> _Supplied information_:
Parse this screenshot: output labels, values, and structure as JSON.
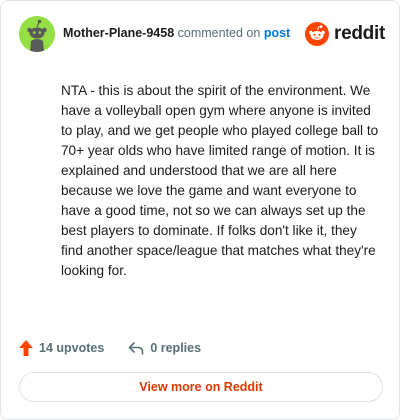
{
  "header": {
    "username": "Mother-Plane-9458",
    "action_text": "commented on",
    "post_link": "post",
    "logo_text": "reddit"
  },
  "comment": {
    "body": "NTA - this is about the spirit of the environment. We have a volleyball open gym where anyone is invited to play, and we get people who played college ball to 70+ year olds who have limited range of motion. It is explained and understood that we are all here because we love the game and want everyone to have a good time, not so we can always set up the best players to dominate. If folks don't like it, they find another space/league that matches what they're looking for."
  },
  "footer": {
    "upvotes": "14 upvotes",
    "replies": "0 replies"
  },
  "cta": {
    "view_more": "View more on Reddit"
  },
  "colors": {
    "brand": "#ff4500",
    "avatar_bg": "#94e044",
    "link": "#0079d3",
    "cta_text": "#d93a00"
  },
  "icons": {
    "avatar": "snoo-avatar-icon",
    "logo": "reddit-logo-icon",
    "upvote": "upvote-arrow-icon",
    "reply": "reply-arrow-icon"
  }
}
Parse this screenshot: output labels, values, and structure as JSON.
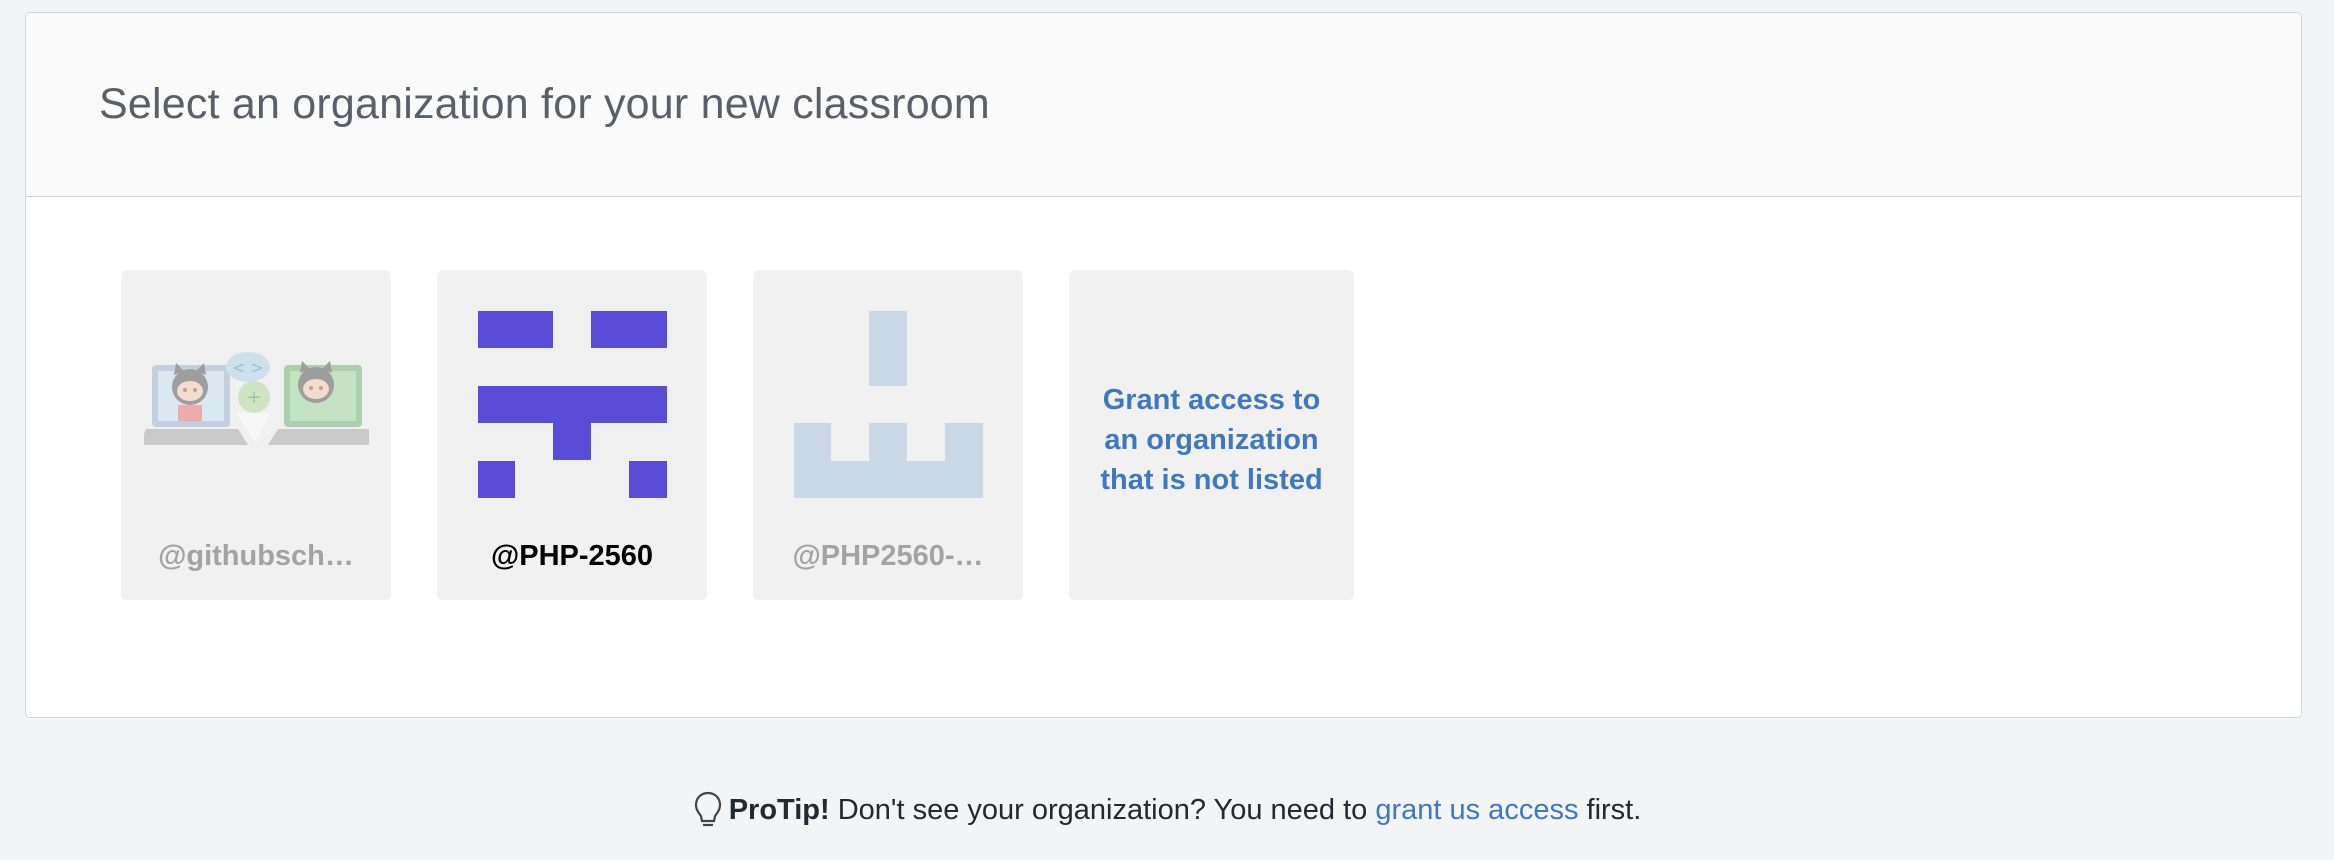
{
  "header": {
    "title": "Select an organization for your new classroom"
  },
  "organizations": [
    {
      "login": "@githubsch…",
      "avatar": "octocat-classroom",
      "state": "disabled"
    },
    {
      "login": "@PHP-2560",
      "avatar": "identicon-purple",
      "state": "enabled",
      "color": "#5b4cd7"
    },
    {
      "login": "@PHP2560-…",
      "avatar": "identicon-lightblue",
      "state": "disabled",
      "color": "#cbd8e6"
    }
  ],
  "grant_card": {
    "label": "Grant access to an organization that is not listed"
  },
  "protip": {
    "icon": "lightbulb-icon",
    "label": "ProTip!",
    "text_before": " Don't see your organization? You need to ",
    "link": "grant us access",
    "text_after": " first."
  },
  "colors": {
    "link": "#4078c0",
    "purple": "#5b4cd7",
    "light_blue": "#cbd8e6"
  }
}
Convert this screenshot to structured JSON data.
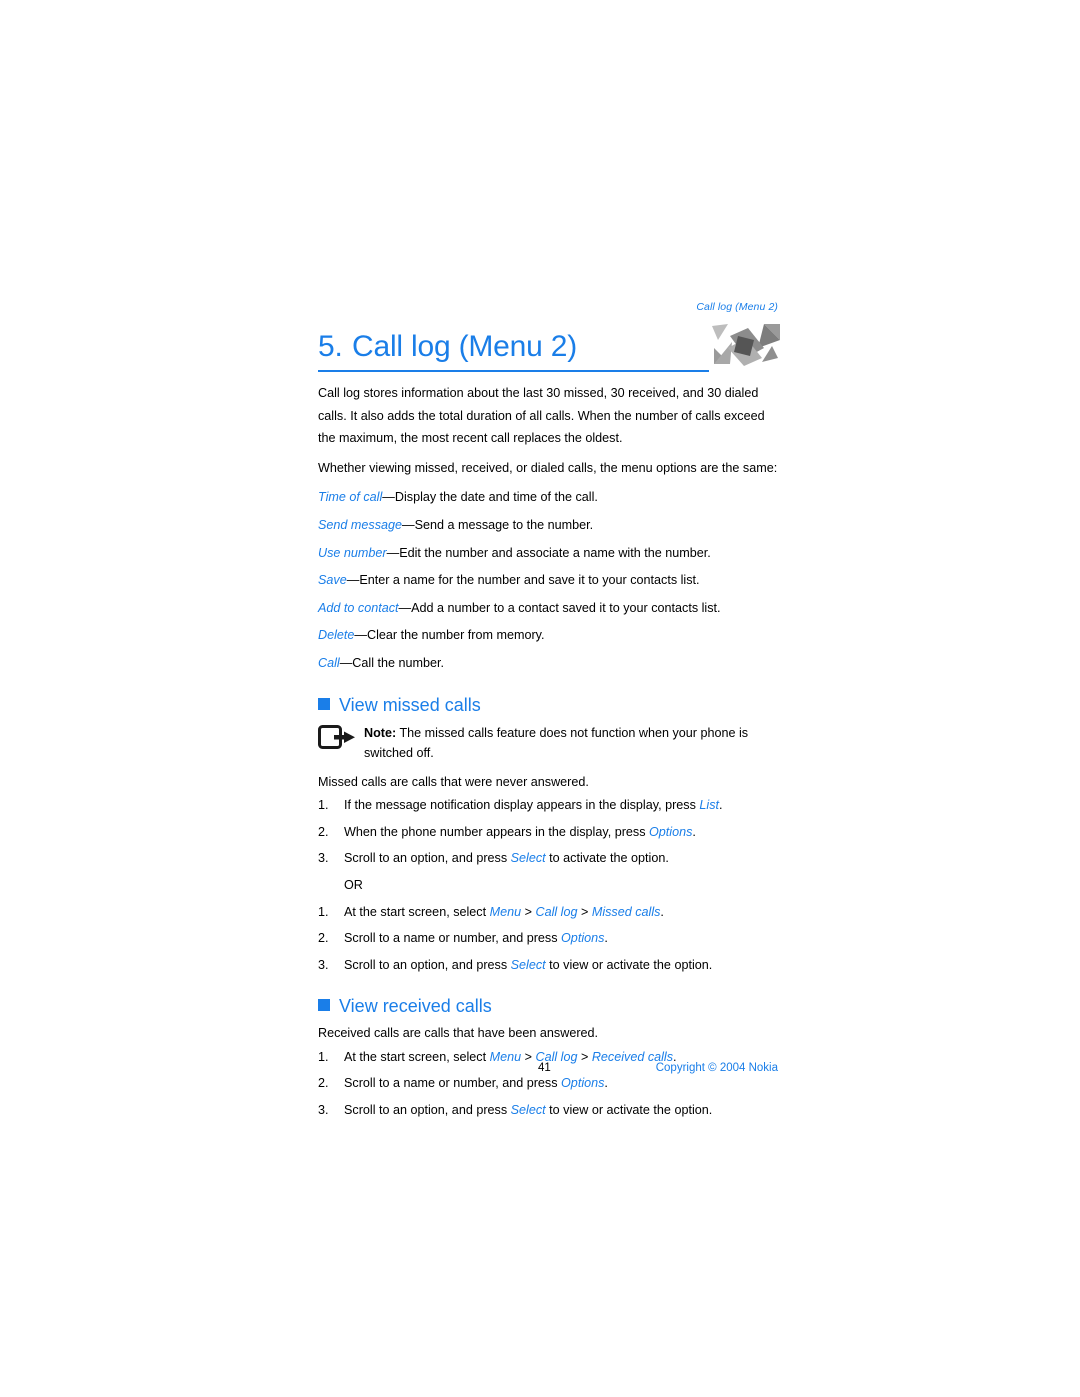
{
  "header": {
    "running_head": "Call log (Menu 2)"
  },
  "title": {
    "number": "5.",
    "text": "Call log (Menu 2)",
    "icon": "crossed-call-arrows-icon",
    "accent_color": "#1a7ee8"
  },
  "intro": {
    "paragraph_1": "Call log stores information about the last 30 missed, 30 received, and 30 dialed calls. It also adds the total duration of all calls. When the number of calls exceed the maximum, the most recent call replaces the oldest.",
    "paragraph_2": "Whether viewing missed, received, or dialed calls, the menu options are the same:"
  },
  "options": [
    {
      "term": "Time of call",
      "dash": "—",
      "description": "Display the date and time of the call."
    },
    {
      "term": "Send message",
      "dash": "—",
      "description": "Send a message to the number."
    },
    {
      "term": "Use number",
      "dash": "—",
      "description": "Edit the number and associate a name with the number."
    },
    {
      "term": "Save",
      "dash": "—",
      "description": "Enter a name for the number and save it to your contacts list."
    },
    {
      "term": "Add to contact",
      "dash": "—",
      "description": "Add a number to a contact saved it to your contacts list."
    },
    {
      "term": "Delete",
      "dash": "—",
      "description": "Clear the number from memory."
    },
    {
      "term": "Call",
      "dash": "—",
      "description": "Call the number."
    }
  ],
  "missed": {
    "heading": "View missed calls",
    "note": {
      "icon": "note-arrow-icon",
      "label": "Note:",
      "text": " The missed calls feature does not function when your phone is switched off."
    },
    "lead": "Missed calls are calls that were never answered.",
    "steps_a": [
      {
        "marker": "1.",
        "pre": "If the message notification display appears in the display, press ",
        "key": "List",
        "post": "."
      },
      {
        "marker": "2.",
        "pre": "When the phone number appears in the display, press ",
        "key": "Options",
        "post": "."
      },
      {
        "marker": "3.",
        "pre": "Scroll to an option, and press ",
        "key": "Select",
        "post": " to activate the option."
      }
    ],
    "or_label": "OR",
    "steps_b": [
      {
        "marker": "1.",
        "pre": "At the start screen, select ",
        "path": [
          "Menu",
          "Call log",
          "Missed calls"
        ],
        "post": "."
      },
      {
        "marker": "2.",
        "pre": "Scroll to a name or number, and press ",
        "key": "Options",
        "post": "."
      },
      {
        "marker": "3.",
        "pre": "Scroll to an option, and press ",
        "key": "Select",
        "post": " to view or activate the option."
      }
    ]
  },
  "received": {
    "heading": "View received calls",
    "lead": "Received calls are calls that have been answered.",
    "steps": [
      {
        "marker": "1.",
        "pre": "At the start screen, select ",
        "path": [
          "Menu",
          "Call log",
          "Received calls"
        ],
        "post": "."
      },
      {
        "marker": "2.",
        "pre": "Scroll to a name or number, and press ",
        "key": "Options",
        "post": "."
      },
      {
        "marker": "3.",
        "pre": "Scroll to an option, and press ",
        "key": "Select",
        "post": " to view or activate the option."
      }
    ]
  },
  "footer": {
    "page_number": "41",
    "copyright": "Copyright © 2004 Nokia"
  },
  "path_separator": " > "
}
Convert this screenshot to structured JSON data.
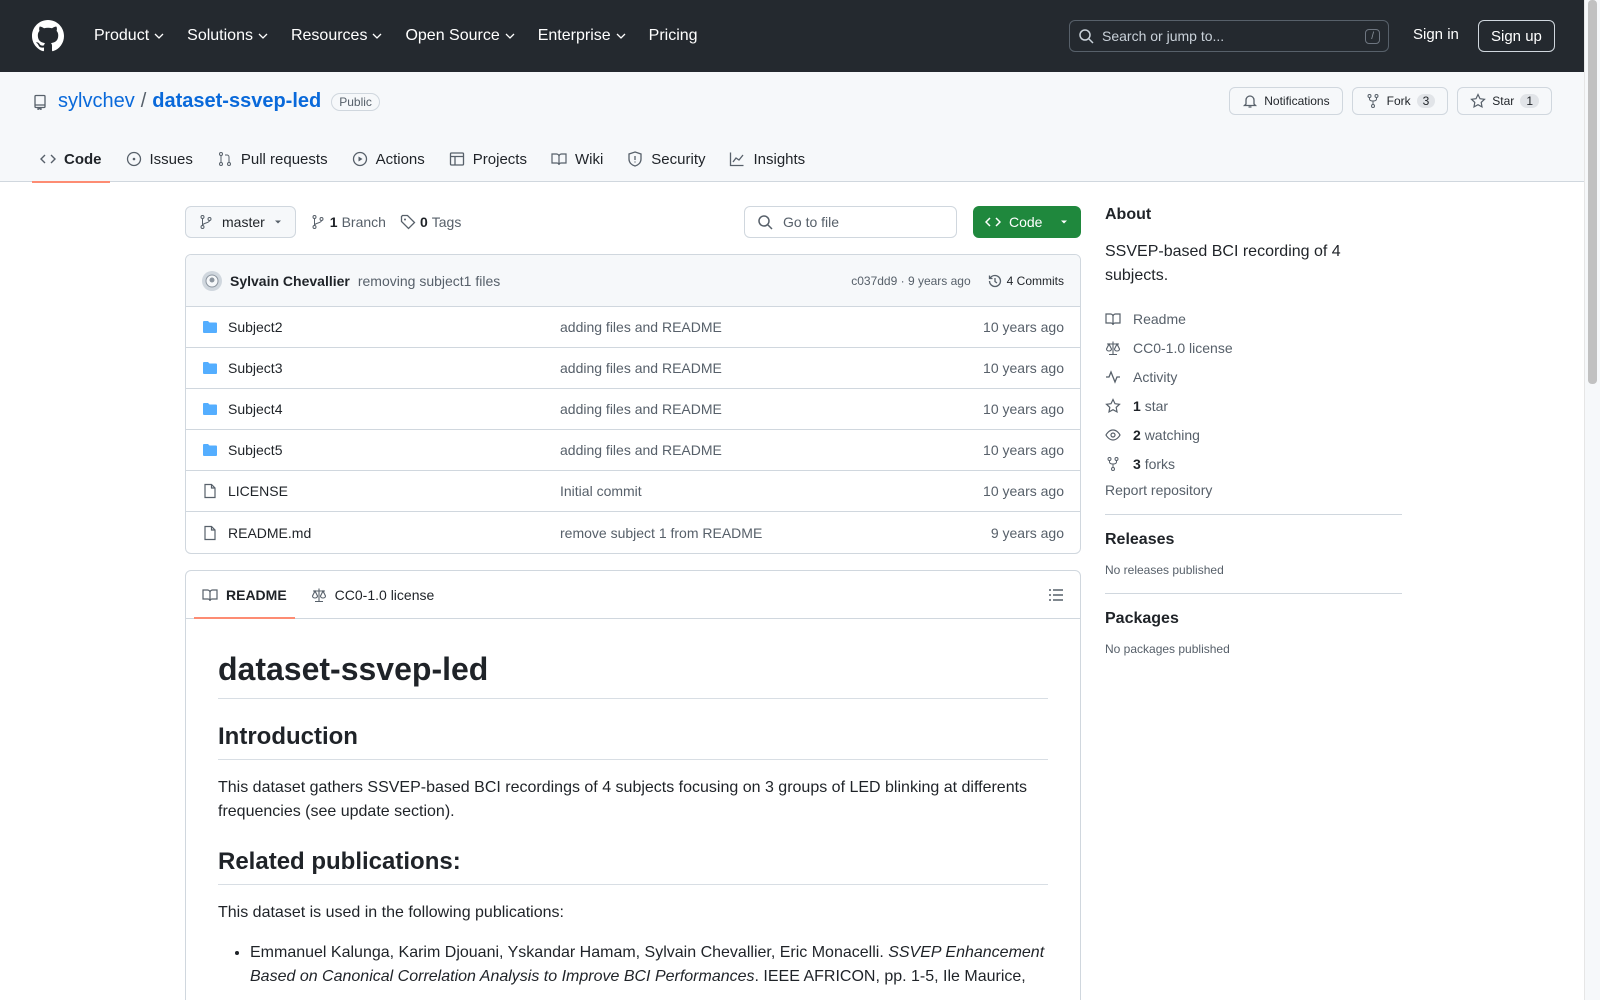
{
  "header": {
    "nav": [
      "Product",
      "Solutions",
      "Resources",
      "Open Source",
      "Enterprise"
    ],
    "pricing": "Pricing",
    "search_placeholder": "Search or jump to...",
    "search_key": "/",
    "signin": "Sign in",
    "signup": "Sign up"
  },
  "repo": {
    "owner": "sylvchev",
    "separator": "/",
    "name": "dataset-ssvep-led",
    "visibility": "Public",
    "notifications": "Notifications",
    "fork_label": "Fork",
    "fork_count": "3",
    "star_label": "Star",
    "star_count": "1",
    "tabs": [
      "Code",
      "Issues",
      "Pull requests",
      "Actions",
      "Projects",
      "Wiki",
      "Security",
      "Insights"
    ]
  },
  "toolbar": {
    "branch": "master",
    "branch_count": "1",
    "branch_label": "Branch",
    "tag_count": "0",
    "tag_label": "Tags",
    "goto_placeholder": "Go to file",
    "code_label": "Code"
  },
  "commit": {
    "author": "Sylvain Chevallier",
    "message": "removing subject1 files",
    "sha_time": "c037dd9 · 9 years ago",
    "commits": "4 Commits"
  },
  "files": [
    {
      "name": "Subject2",
      "type": "dir",
      "message": "adding files and README",
      "date": "10 years ago"
    },
    {
      "name": "Subject3",
      "type": "dir",
      "message": "adding files and README",
      "date": "10 years ago"
    },
    {
      "name": "Subject4",
      "type": "dir",
      "message": "adding files and README",
      "date": "10 years ago"
    },
    {
      "name": "Subject5",
      "type": "dir",
      "message": "adding files and README",
      "date": "10 years ago"
    },
    {
      "name": "LICENSE",
      "type": "file",
      "message": "Initial commit",
      "date": "10 years ago"
    },
    {
      "name": "README.md",
      "type": "file",
      "message": "remove subject 1 from README",
      "date": "9 years ago"
    }
  ],
  "readme": {
    "tab_readme": "README",
    "tab_license": "CC0-1.0 license",
    "title": "dataset-ssvep-led",
    "intro_heading": "Introduction",
    "intro_text": "This dataset gathers SSVEP-based BCI recordings of 4 subjects focusing on 3 groups of LED blinking at differents frequencies (see update section).",
    "pubs_heading": "Related publications:",
    "pubs_text": "This dataset is used in the following publications:",
    "pub1_authors": "Emmanuel Kalunga, Karim Djouani, Yskandar Hamam, Sylvain Chevallier, Eric Monacelli. ",
    "pub1_title": "SSVEP Enhancement Based on Canonical Correlation Analysis to Improve BCI Performances",
    "pub1_rest": ". IEEE AFRICON, pp. 1-5, Ile Maurice,"
  },
  "about": {
    "heading": "About",
    "description": "SSVEP-based BCI recording of 4 subjects.",
    "readme": "Readme",
    "license": "CC0-1.0 license",
    "activity": "Activity",
    "stars_count": "1",
    "stars_label": "star",
    "watching_count": "2",
    "watching_label": "watching",
    "forks_count": "3",
    "forks_label": "forks",
    "report": "Report repository"
  },
  "releases": {
    "heading": "Releases",
    "text": "No releases published"
  },
  "packages": {
    "heading": "Packages",
    "text": "No packages published"
  }
}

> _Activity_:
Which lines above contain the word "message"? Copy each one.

> _Written answer_:
      "term": "Send message",
      "description": "Send a message to the number."
        "pre": "If the message notification display appears in the display, press ",
    "message": "removing subject1 files",
      "message": "adding files and README",
      "message": "adding files and README",
      "message": "adding files and README",
      "message": "adding files and README",
      "message": "Initial commit",
      "message": "remove subject 1 from README",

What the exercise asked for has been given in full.